What is expected -> Scan the material for the string "true" and copy out every line in which it occurs.

── Material shown

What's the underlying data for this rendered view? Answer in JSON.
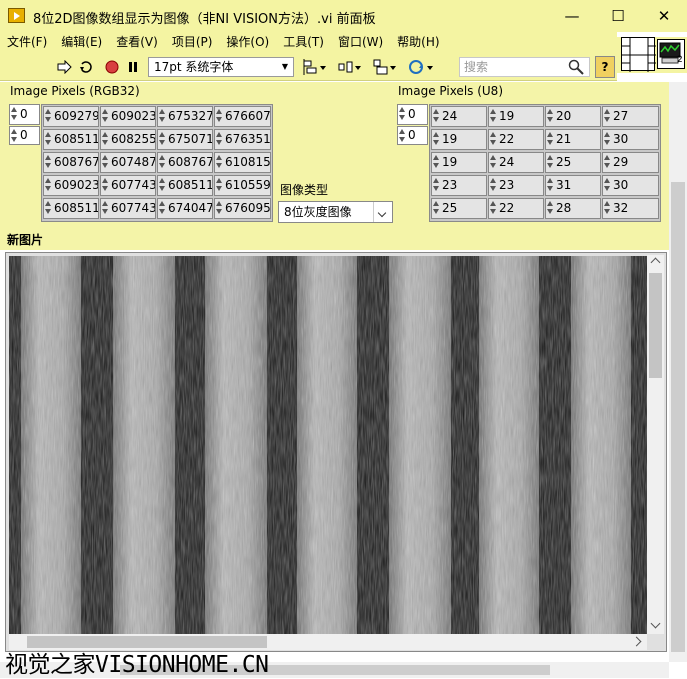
{
  "window": {
    "title": "8位2D图像数组显示为图像（非NI VISION方法）.vi 前面板",
    "minimize": "—",
    "maximize": "☐",
    "close": "✕"
  },
  "menu": [
    "文件(F)",
    "编辑(E)",
    "查看(V)",
    "项目(P)",
    "操作(O)",
    "工具(T)",
    "窗口(W)",
    "帮助(H)"
  ],
  "toolbar": {
    "font": "17pt 系统字体",
    "search_placeholder": "搜索",
    "help": "?"
  },
  "vi_icon_number": "2",
  "rgb_array": {
    "label": "Image Pixels (RGB32)",
    "index_row": "0",
    "index_col": "0",
    "rows": [
      [
        "609279",
        "609023",
        "675327",
        "676607"
      ],
      [
        "608511",
        "608255",
        "675071",
        "676351"
      ],
      [
        "608767",
        "607487",
        "608767",
        "610815"
      ],
      [
        "609023",
        "607743",
        "608511",
        "610559"
      ],
      [
        "608511",
        "607743",
        "674047",
        "676095"
      ]
    ]
  },
  "u8_array": {
    "label": "Image Pixels (U8)",
    "index_row": "0",
    "index_col": "0",
    "rows": [
      [
        "24",
        "19",
        "20",
        "27"
      ],
      [
        "19",
        "22",
        "21",
        "30"
      ],
      [
        "19",
        "24",
        "25",
        "29"
      ],
      [
        "23",
        "23",
        "31",
        "30"
      ],
      [
        "25",
        "22",
        "28",
        "32"
      ]
    ]
  },
  "image_type": {
    "label": "图像类型",
    "value": "8位灰度图像"
  },
  "picture": {
    "label": "新图片"
  },
  "watermark": {
    "cn": "视觉之家",
    "en": "VISIONHOME.CN"
  },
  "colors": {
    "panel_bg": "#f4f4a8",
    "titlebar_bg": "#f4f4a2"
  }
}
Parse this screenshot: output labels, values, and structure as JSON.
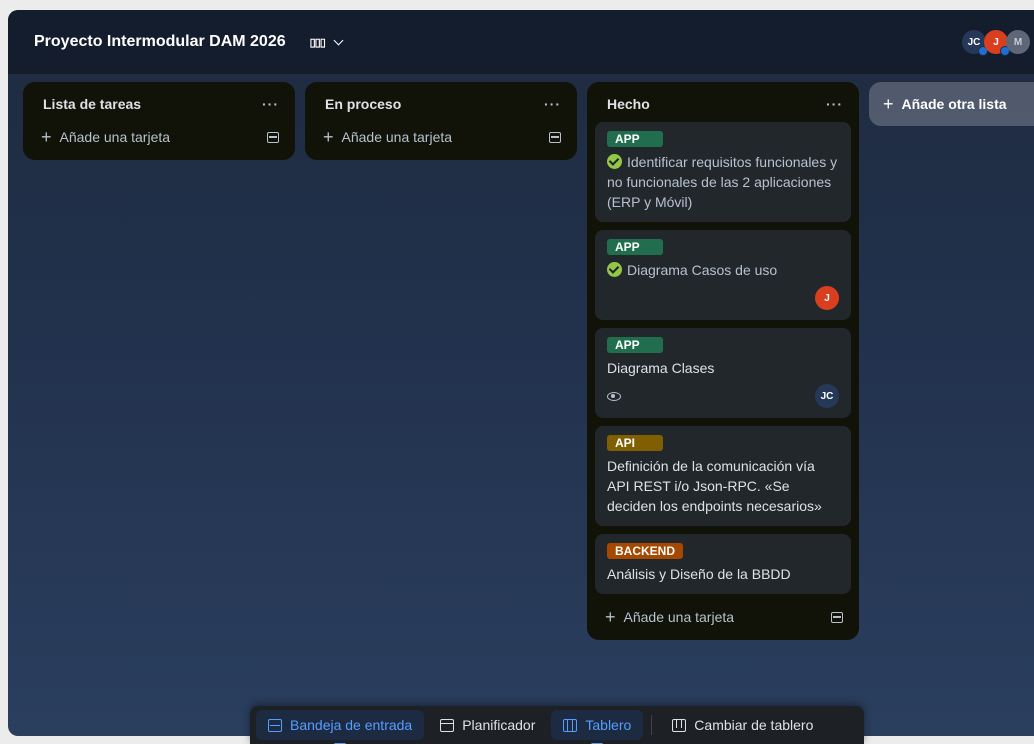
{
  "header": {
    "board_title": "Proyecto Intermodular DAM 2026",
    "view_switch_icon": "board-view-icon"
  },
  "members": [
    {
      "initials": "JC",
      "color": "#253858"
    },
    {
      "initials": "J",
      "color": "#d93f1f"
    },
    {
      "initials": "M",
      "color": "#5e6778"
    }
  ],
  "lists": [
    {
      "title": "Lista de tareas",
      "menu": "···",
      "add_card_label": "Añade una tarjeta"
    },
    {
      "title": "En proceso",
      "menu": "···",
      "add_card_label": "Añade una tarjeta"
    },
    {
      "title": "Hecho",
      "menu": "···",
      "add_card_label": "Añade una tarjeta",
      "cards": [
        {
          "label": "APP",
          "label_color": "#216e4e",
          "completed": true,
          "title": "Identificar requisitos funcionales y no funcionales de las 2 aplicaciones (ERP y Móvil)"
        },
        {
          "label": "APP",
          "label_color": "#216e4e",
          "completed": true,
          "title": "Diagrama Casos de uso",
          "member": "J"
        },
        {
          "label": "APP",
          "label_color": "#216e4e",
          "completed": false,
          "title": "Diagrama Clases",
          "watching": true,
          "member": "JC"
        },
        {
          "label": "API",
          "label_color": "#7f5f01",
          "completed": false,
          "title": "Definición de la comunicación vía API REST i/o Json-RPC. «Se deciden los endpoints necesarios»"
        },
        {
          "label": "BACKEND",
          "label_color": "#a54800",
          "completed": false,
          "title": "Análisis y Diseño de la BBDD"
        }
      ]
    }
  ],
  "add_list_label": "Añade otra lista",
  "bottom_nav": {
    "inbox": "Bandeja de entrada",
    "planner": "Planificador",
    "board": "Tablero",
    "switch_board": "Cambiar de tablero"
  },
  "colors": {
    "accent": "#579dff",
    "card_bg": "#22272b",
    "list_bg": "#111208"
  }
}
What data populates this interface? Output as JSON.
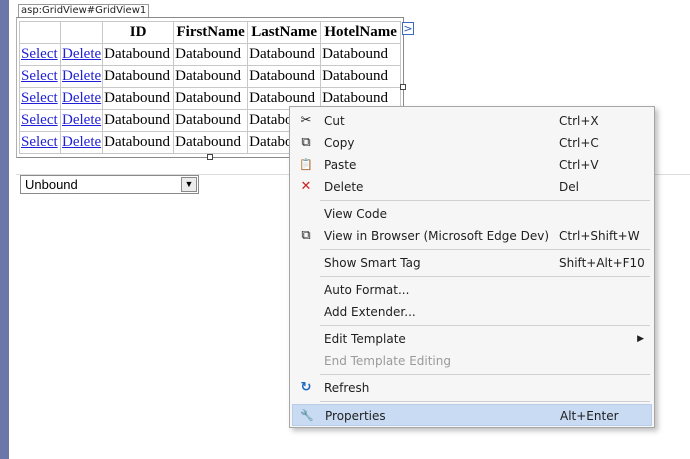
{
  "gridview": {
    "tag_label": "asp:GridView#GridView1",
    "headers": [
      "",
      "",
      "ID",
      "FirstName",
      "LastName",
      "HotelName"
    ],
    "rows": [
      [
        "Select",
        "Delete",
        "Databound",
        "Databound",
        "Databound",
        "Databound"
      ],
      [
        "Select",
        "Delete",
        "Databound",
        "Databound",
        "Databound",
        "Databound"
      ],
      [
        "Select",
        "Delete",
        "Databound",
        "Databound",
        "Databound",
        "Databound"
      ],
      [
        "Select",
        "Delete",
        "Databound",
        "Databound",
        "Databou",
        ""
      ],
      [
        "Select",
        "Delete",
        "Databound",
        "Databound",
        "Databou",
        ""
      ]
    ],
    "smart_tag_glyph": ">"
  },
  "dropdown": {
    "value": "Unbound",
    "arrow": "▼"
  },
  "context_menu": {
    "items": [
      {
        "icon": "scissors-icon",
        "glyph": "✂",
        "label": "Cut",
        "shortcut": "Ctrl+X"
      },
      {
        "icon": "copy-icon",
        "glyph": "⧉",
        "label": "Copy",
        "shortcut": "Ctrl+C"
      },
      {
        "icon": "paste-icon",
        "glyph": "📋",
        "label": "Paste",
        "shortcut": "Ctrl+V"
      },
      {
        "icon": "delete-icon",
        "glyph": "✕",
        "label": "Delete",
        "shortcut": "Del"
      },
      {
        "icon": "",
        "glyph": "",
        "label": "View Code",
        "shortcut": ""
      },
      {
        "icon": "browser-icon",
        "glyph": "⧉",
        "label": "View in Browser (Microsoft Edge Dev)",
        "shortcut": "Ctrl+Shift+W"
      },
      {
        "icon": "",
        "glyph": "",
        "label": "Show Smart Tag",
        "shortcut": "Shift+Alt+F10"
      },
      {
        "icon": "",
        "glyph": "",
        "label": "Auto Format...",
        "shortcut": ""
      },
      {
        "icon": "",
        "glyph": "",
        "label": "Add Extender...",
        "shortcut": ""
      },
      {
        "icon": "",
        "glyph": "",
        "label": "Edit Template",
        "shortcut": "",
        "submenu": "▶"
      },
      {
        "icon": "",
        "glyph": "",
        "label": "End Template Editing",
        "shortcut": ""
      },
      {
        "icon": "refresh-icon",
        "glyph": "↻",
        "label": "Refresh",
        "shortcut": ""
      },
      {
        "icon": "wrench-icon",
        "glyph": "🔧",
        "label": "Properties",
        "shortcut": "Alt+Enter"
      }
    ]
  }
}
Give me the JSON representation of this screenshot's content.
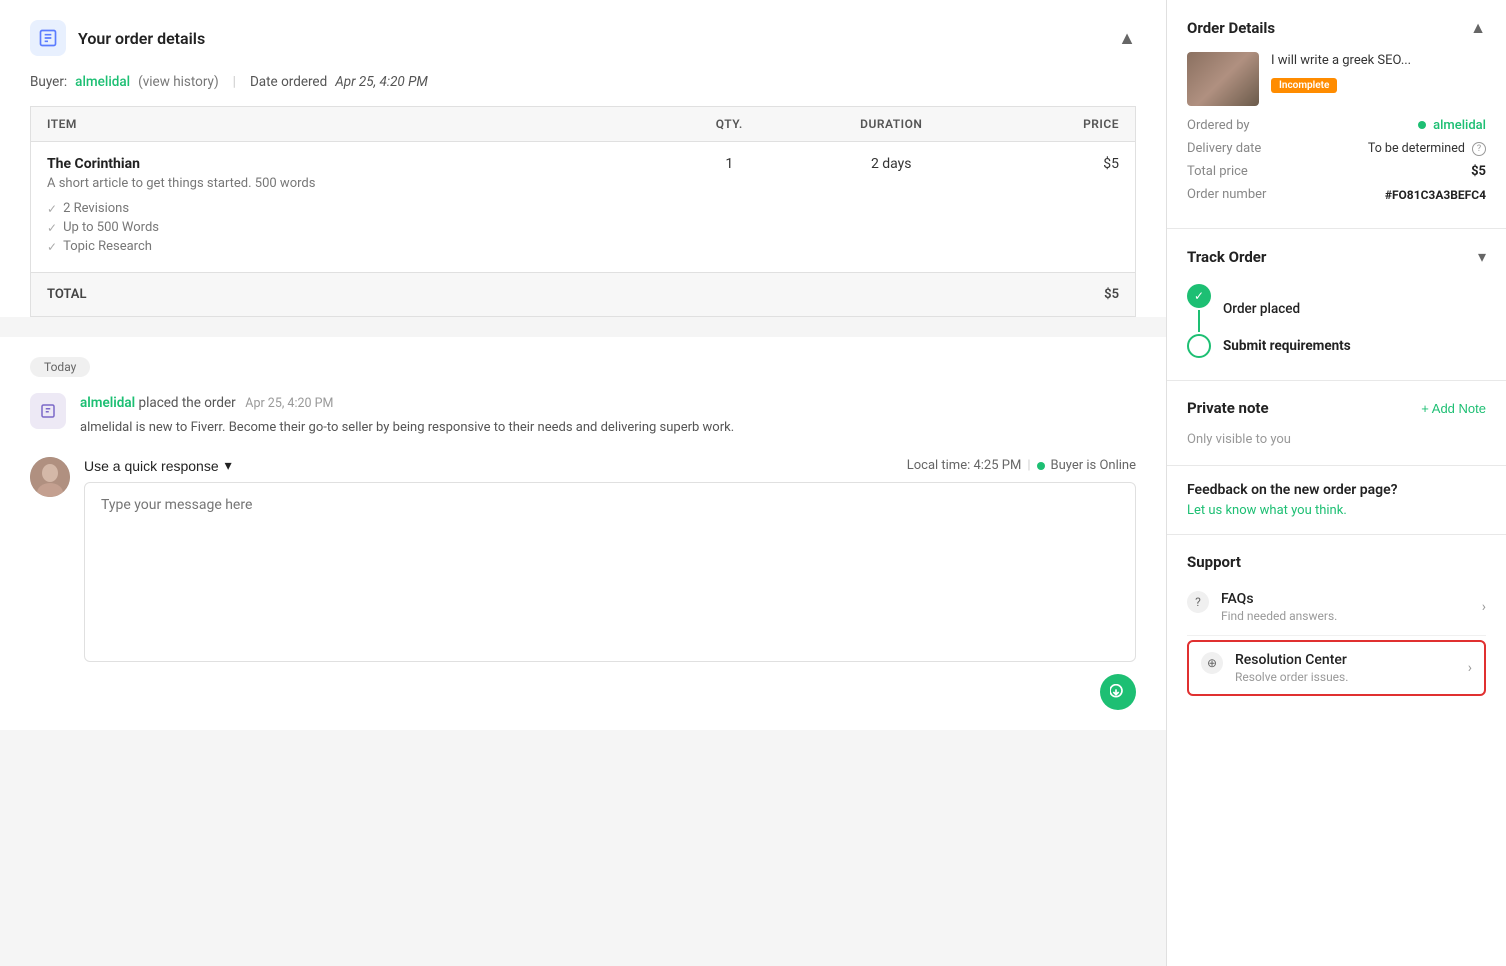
{
  "header": {
    "title": "Your order details",
    "collapse_label": "▲"
  },
  "order": {
    "buyer_label": "Buyer:",
    "buyer_name": "almelidal",
    "view_history": "(view history)",
    "date_label": "Date ordered",
    "date_value": "Apr 25, 4:20 PM",
    "table": {
      "columns": [
        "ITEM",
        "QTY.",
        "DURATION",
        "PRICE"
      ],
      "rows": [
        {
          "name": "The Corinthian",
          "description": "A short article to get things started. 500 words",
          "features": [
            "2 Revisions",
            "Up to 500 Words",
            "Topic Research"
          ],
          "qty": 1,
          "duration": "2 days",
          "price": "$5"
        }
      ],
      "total_label": "TOTAL",
      "total_value": "$5"
    }
  },
  "chat": {
    "today_label": "Today",
    "activity": {
      "actor": "almelidal",
      "action": " placed the order",
      "time": "Apr 25, 4:20 PM",
      "message": "almelidal is new to Fiverr. Become their go-to seller by being responsive to their needs and delivering superb work."
    },
    "compose": {
      "quick_response_label": "Use a quick response",
      "local_time_label": "Local time: 4:25 PM",
      "online_label": "Buyer is Online",
      "placeholder": "Type your message here"
    }
  },
  "sidebar": {
    "order_details": {
      "title": "Order Details",
      "gig_title": "I will write a greek SEO...",
      "status_badge": "Incomplete",
      "ordered_by_label": "Ordered by",
      "ordered_by_value": "almelidal",
      "delivery_date_label": "Delivery date",
      "delivery_date_value": "To be determined",
      "total_price_label": "Total price",
      "total_price_value": "$5",
      "order_number_label": "Order number",
      "order_number_value": "#FO81C3A3BEFC4"
    },
    "track_order": {
      "title": "Track Order",
      "steps": [
        {
          "label": "Order placed",
          "done": true
        },
        {
          "label": "Submit requirements",
          "done": false
        }
      ]
    },
    "private_note": {
      "title": "Private note",
      "add_button": "+ Add Note",
      "description": "Only visible to you"
    },
    "feedback": {
      "title": "Feedback on the new order page?",
      "link_text": "Let us know what you think."
    },
    "support": {
      "title": "Support",
      "items": [
        {
          "icon": "?",
          "title": "FAQs",
          "desc": "Find needed answers."
        }
      ],
      "resolution_center": {
        "icon": "⊕",
        "title": "Resolution Center",
        "desc": "Resolve order issues."
      }
    }
  }
}
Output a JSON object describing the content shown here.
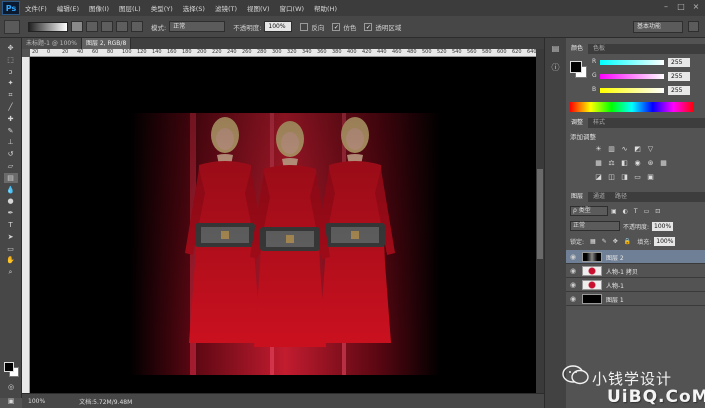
{
  "app": {
    "logo": "Ps"
  },
  "menu": [
    "文件(F)",
    "编辑(E)",
    "图像(I)",
    "图层(L)",
    "类型(Y)",
    "选择(S)",
    "滤镜(T)",
    "视图(V)",
    "窗口(W)",
    "帮助(H)"
  ],
  "options": {
    "mode_label": "模式:",
    "mode_value": "正常",
    "opacity_label": "不透明度:",
    "opacity_value": "100%",
    "reverse_label": "反向",
    "dither_label": "仿色",
    "transparency_label": "透明区域",
    "workspace": "基本功能"
  },
  "tabs": [
    "未标题-1 @ 100%",
    "图层 2, RGB/8"
  ],
  "ruler_ticks": [
    "20",
    "0",
    "20",
    "40",
    "60",
    "80",
    "100",
    "120",
    "140",
    "160",
    "180",
    "200",
    "220",
    "240",
    "260",
    "280",
    "300",
    "320",
    "340",
    "360",
    "380",
    "400",
    "420",
    "440",
    "460",
    "480",
    "500",
    "520",
    "540",
    "560",
    "580",
    "600",
    "620",
    "640"
  ],
  "status": {
    "zoom": "100%",
    "doc_info": "文档:5.72M/9.48M"
  },
  "color_panel": {
    "tabs": [
      "颜色",
      "色板"
    ],
    "channels": [
      {
        "label": "R",
        "value": "255",
        "from": "#00ffff",
        "to": "#ffffff"
      },
      {
        "label": "G",
        "value": "255",
        "from": "#ff00ff",
        "to": "#ffffff"
      },
      {
        "label": "B",
        "value": "255",
        "from": "#ffff00",
        "to": "#ffffff"
      }
    ]
  },
  "adjustments": {
    "tabs": [
      "调整",
      "样式"
    ],
    "title": "添加调整"
  },
  "layers": {
    "tabs": [
      "图层",
      "通道",
      "路径"
    ],
    "filter_value": "ρ 类型",
    "blend_mode": "正常",
    "opacity_label": "不透明度:",
    "opacity_value": "100%",
    "lock_label": "锁定:",
    "fill_label": "填充:",
    "fill_value": "100%",
    "items": [
      {
        "name": "图层 2",
        "thumb": "dark",
        "selected": true
      },
      {
        "name": "人物-1 拷贝",
        "thumb": "figure",
        "selected": false
      },
      {
        "name": "人物-1",
        "thumb": "figure",
        "selected": false
      },
      {
        "name": "图层 1",
        "thumb": "black",
        "selected": false
      }
    ]
  },
  "watermark": {
    "text": "小钱学设计",
    "site": "UiBQ.CoM"
  },
  "colors": {
    "accent_red": "#c8102e",
    "selected_layer": "#6f7f95"
  }
}
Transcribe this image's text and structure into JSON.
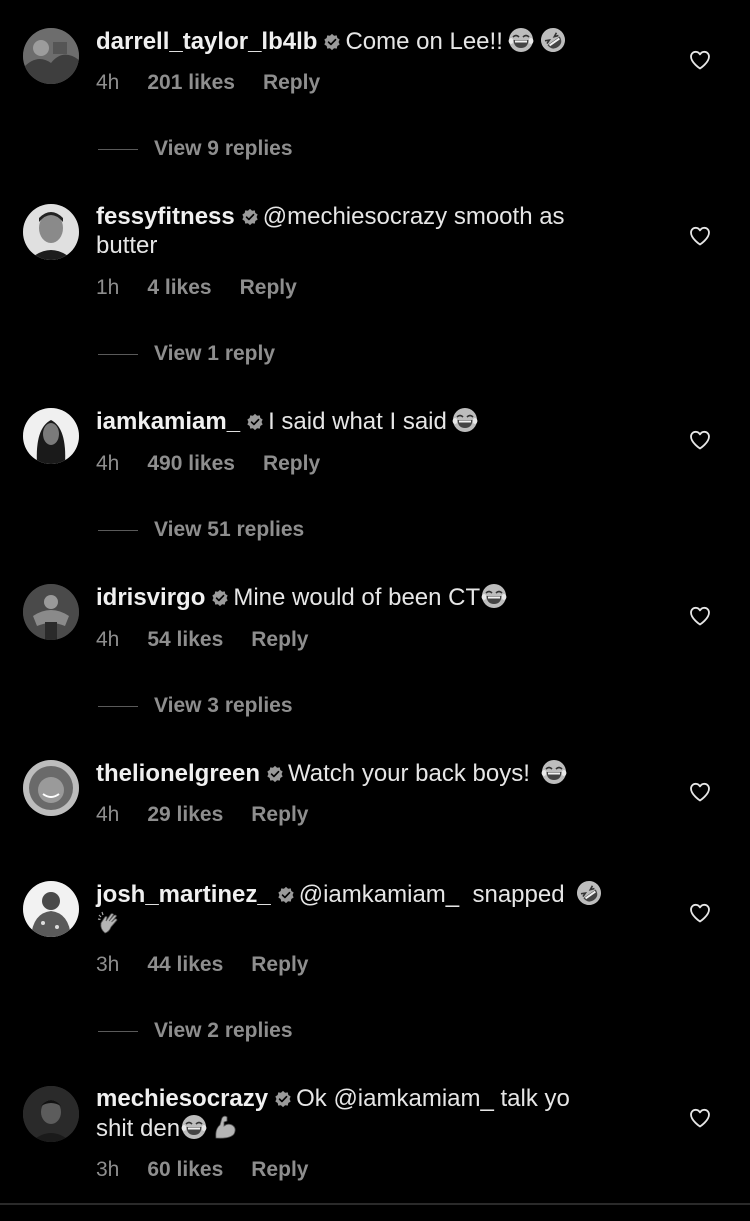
{
  "comments": [
    {
      "username": "darrell_taylor_lb4lb",
      "text": "Come on Lee!!",
      "time": "4h",
      "likes": "201 likes",
      "reply": "Reply",
      "view_replies": "View 9 replies"
    },
    {
      "username": "fessyfitness",
      "text": "@mechiesocrazy smooth as",
      "text2": "butter",
      "time": "1h",
      "likes": "4 likes",
      "reply": "Reply",
      "view_replies": "View 1 reply"
    },
    {
      "username": "iamkamiam_",
      "text": "I said what I said",
      "time": "4h",
      "likes": "490 likes",
      "reply": "Reply",
      "view_replies": "View 51 replies"
    },
    {
      "username": "idrisvirgo",
      "text": "Mine would of been CT",
      "time": "4h",
      "likes": "54 likes",
      "reply": "Reply",
      "view_replies": "View 3 replies"
    },
    {
      "username": "thelionelgreen",
      "text": "Watch your back boys!",
      "time": "4h",
      "likes": "29 likes",
      "reply": "Reply"
    },
    {
      "username": "josh_martinez_",
      "text": "@iamkamiam_  snapped",
      "time": "3h",
      "likes": "44 likes",
      "reply": "Reply",
      "view_replies": "View 2 replies"
    },
    {
      "username": "mechiesocrazy",
      "text": "Ok @iamkamiam_ talk yo",
      "text2": "shit den",
      "time": "3h",
      "likes": "60 likes",
      "reply": "Reply"
    }
  ],
  "icons": {
    "like": "heart-outline-icon",
    "verified": "verified-badge-icon"
  },
  "colors": {
    "background": "#000000",
    "text": "#e6e6e6",
    "muted": "#8e8e8e"
  }
}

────

Written response ->
          "completed": true,
          "completed": true,
          "watching": true,
          "done": true
        "selected": true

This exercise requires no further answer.